Whether its API calls, EDI feeds, or social media connecting multiple parties together, LANs & WANs are constantly communicating (internally and externally). Any glitch in your network can bring you down, but it will inevitably bring your neighbors down as well (whether the neighbor is in China, the US, or somewhere between). Whether we like it our not, a poor network will push customers, partners, investors, and leads away.
Infoblox is the clear leader in the DDI space. Accordingly, they should be the go to vendor for your DDI needs, correct? Unfortunately, very few know they have DDI needs. It would help to identify what DDI is. Gartner created the acronym to represent the DNS, DHCP, and IP Address Management (DDI) market. Now it is much clearer right? Probably not. Just identifying the three elements of DDI does not uncover any needs in the three areas. So, how do you sell into the DDI space? Try taking technology out of the picture. Try the following questions. Would you like to take the job of four employees and consolidate it into one? Would you like to take an IT process that has traditionally taken weeks to accomplish and reduce it to ten minutes? Anybody, regardless of technical savvy, can affirmatively answer those questions.
Infoblox clearly dominates the DDI marketplace (see Gartner’s report). As networks expand, IPv4 addresses run out, and manual processes to monitor/change network devices overwhelm IT departments, the DDI market will rise to a household name. No matter what niche of the IT environment you sell into (e.g. wireless, network, voice, etc.) and no matter what vertical your customers sit in (e.g. healthcare, retail, education, etc.), there is a good chance DDI already presents a cumbersome ball and chain for IT departments.

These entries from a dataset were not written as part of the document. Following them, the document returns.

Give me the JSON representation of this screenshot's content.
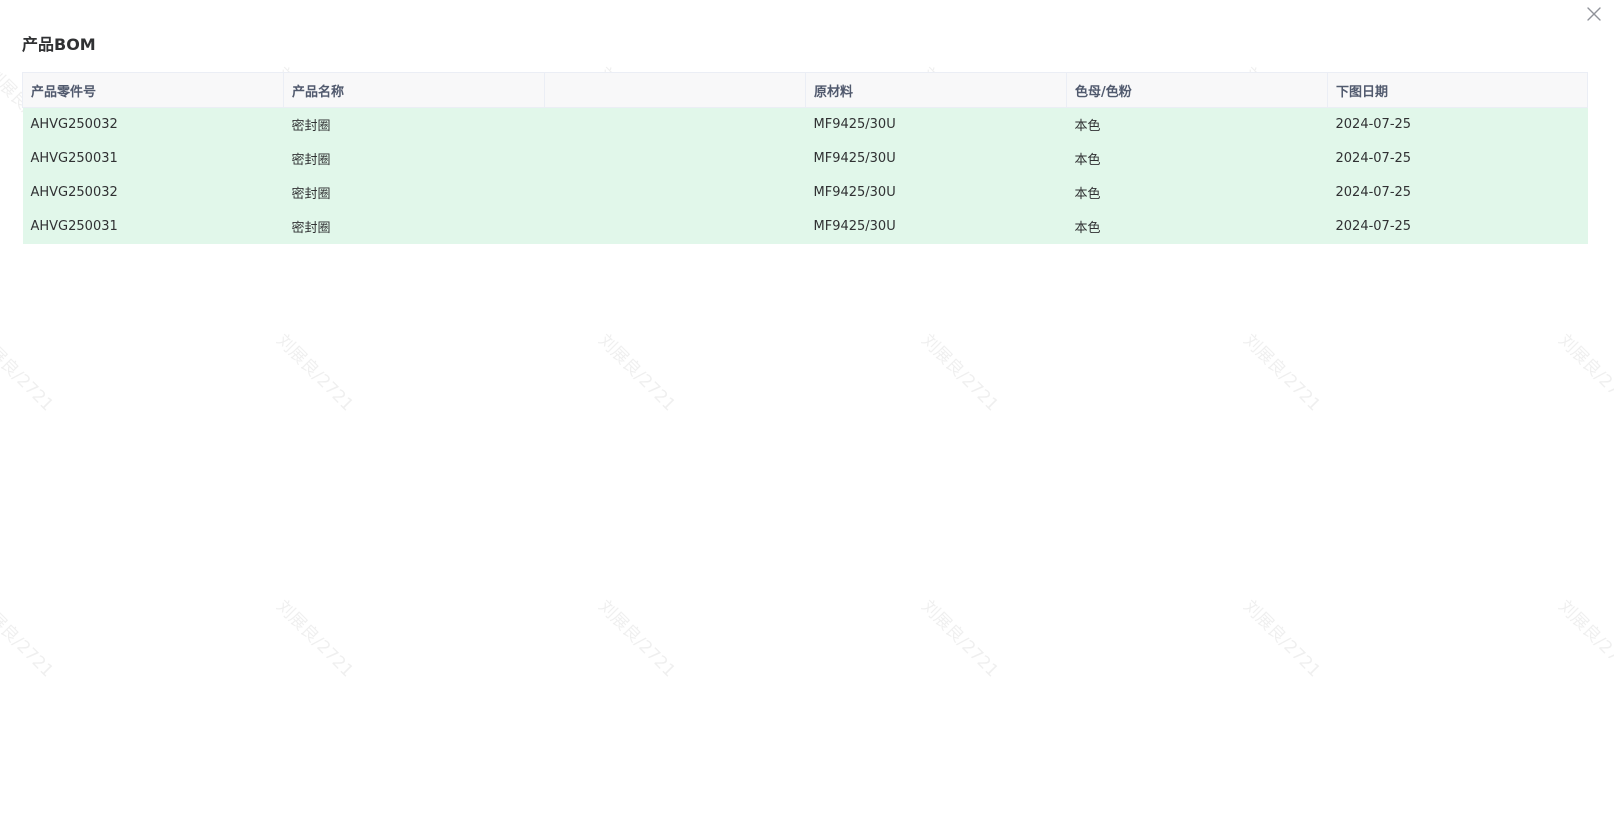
{
  "dialog": {
    "title": "产品BOM",
    "close_icon": "close-icon"
  },
  "watermark": {
    "text": "刘展良/2721"
  },
  "table": {
    "columns": [
      "产品零件号",
      "产品名称",
      "",
      "原材料",
      "色母/色粉",
      "下图日期"
    ],
    "rows": [
      [
        "AHVG250032",
        "密封圈",
        "",
        "MF9425/30U",
        "本色",
        "2024-07-25"
      ],
      [
        "AHVG250031",
        "密封圈",
        "",
        "MF9425/30U",
        "本色",
        "2024-07-25"
      ],
      [
        "AHVG250032",
        "密封圈",
        "",
        "MF9425/30U",
        "本色",
        "2024-07-25"
      ],
      [
        "AHVG250031",
        "密封圈",
        "",
        "MF9425/30U",
        "本色",
        "2024-07-25"
      ]
    ],
    "row_color": "#e1f7ea",
    "header_color": "#f8f8f9"
  }
}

Infoblox’s suite of DDI products immediately ease network processes; in turn, create immediate savings.